2020 Volume 29 Pages 93-105
This paper seeks to reveal a formal similarity between Jonathan Schaffer's argument for monism and Benedict de Spinoza's argument for substance monism. Since Spinoza was referred to as a “priority monist” in Schaffer (2010), some scholars have discussed the validity of this interpretation. Among these, Mogens Lærke's criticism is the most important and critical. According to his criticism, Spinoza is not even a “monist” because substance cannot be counted as one. In this paper, I argue that the “tiling constraint,” which Schaffer introduces for inquiring what the basic actual concrete objects are, does not depend on counting, pace Lærke. Schaffer invokes it to give directions to monism. Furthermore, I show that the indivisibility of substance is Spinoza's counterpart of one of two conditions which constitute the tiling constraint. He argues that the substance cannot be divided into substantial parts.
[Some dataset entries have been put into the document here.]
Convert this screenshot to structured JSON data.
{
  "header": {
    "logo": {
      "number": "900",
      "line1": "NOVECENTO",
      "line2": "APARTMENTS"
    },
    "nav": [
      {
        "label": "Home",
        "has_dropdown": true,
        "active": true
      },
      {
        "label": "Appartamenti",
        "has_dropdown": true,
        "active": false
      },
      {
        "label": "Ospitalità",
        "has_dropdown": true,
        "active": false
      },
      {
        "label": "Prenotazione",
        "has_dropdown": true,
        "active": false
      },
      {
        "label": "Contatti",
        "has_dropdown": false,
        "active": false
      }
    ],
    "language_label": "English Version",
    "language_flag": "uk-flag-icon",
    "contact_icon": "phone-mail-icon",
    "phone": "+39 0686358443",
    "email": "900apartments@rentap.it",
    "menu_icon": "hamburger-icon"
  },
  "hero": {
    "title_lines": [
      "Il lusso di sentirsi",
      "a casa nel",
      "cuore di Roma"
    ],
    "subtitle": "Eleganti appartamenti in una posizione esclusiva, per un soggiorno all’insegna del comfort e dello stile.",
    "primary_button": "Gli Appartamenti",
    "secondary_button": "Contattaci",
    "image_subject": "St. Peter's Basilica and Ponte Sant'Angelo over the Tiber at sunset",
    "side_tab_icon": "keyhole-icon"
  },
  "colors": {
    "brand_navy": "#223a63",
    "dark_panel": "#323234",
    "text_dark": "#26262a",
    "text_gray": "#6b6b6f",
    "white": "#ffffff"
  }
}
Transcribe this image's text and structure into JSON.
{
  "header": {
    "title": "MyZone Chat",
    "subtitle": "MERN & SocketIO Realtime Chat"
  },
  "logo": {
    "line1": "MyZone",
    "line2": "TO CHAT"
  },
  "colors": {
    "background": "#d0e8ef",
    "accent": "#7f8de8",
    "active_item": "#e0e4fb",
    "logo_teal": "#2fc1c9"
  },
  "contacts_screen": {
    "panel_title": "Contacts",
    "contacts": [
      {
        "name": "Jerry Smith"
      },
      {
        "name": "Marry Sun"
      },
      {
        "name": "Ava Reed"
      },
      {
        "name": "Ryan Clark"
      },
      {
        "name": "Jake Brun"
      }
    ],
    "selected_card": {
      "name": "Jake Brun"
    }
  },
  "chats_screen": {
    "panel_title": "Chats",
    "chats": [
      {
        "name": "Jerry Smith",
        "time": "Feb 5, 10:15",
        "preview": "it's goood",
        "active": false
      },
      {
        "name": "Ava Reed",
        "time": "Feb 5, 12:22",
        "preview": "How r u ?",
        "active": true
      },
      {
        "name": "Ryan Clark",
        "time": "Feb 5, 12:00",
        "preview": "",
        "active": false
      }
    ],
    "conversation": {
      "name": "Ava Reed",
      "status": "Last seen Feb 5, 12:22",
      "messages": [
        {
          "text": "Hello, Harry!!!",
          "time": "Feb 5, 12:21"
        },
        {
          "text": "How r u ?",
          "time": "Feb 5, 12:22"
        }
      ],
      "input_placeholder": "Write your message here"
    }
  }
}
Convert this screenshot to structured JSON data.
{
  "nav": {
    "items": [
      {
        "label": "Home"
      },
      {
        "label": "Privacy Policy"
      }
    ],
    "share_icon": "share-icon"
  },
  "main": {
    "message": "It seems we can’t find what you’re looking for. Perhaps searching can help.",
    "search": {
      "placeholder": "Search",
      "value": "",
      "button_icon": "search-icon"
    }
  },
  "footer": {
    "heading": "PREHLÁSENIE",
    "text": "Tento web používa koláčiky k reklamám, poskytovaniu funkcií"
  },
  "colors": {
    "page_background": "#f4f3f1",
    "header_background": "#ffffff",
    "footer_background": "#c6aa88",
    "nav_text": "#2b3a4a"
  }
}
In conclusion, Spinoza's position is allowed to be at least formally considered as a monism in Schaffer's sense.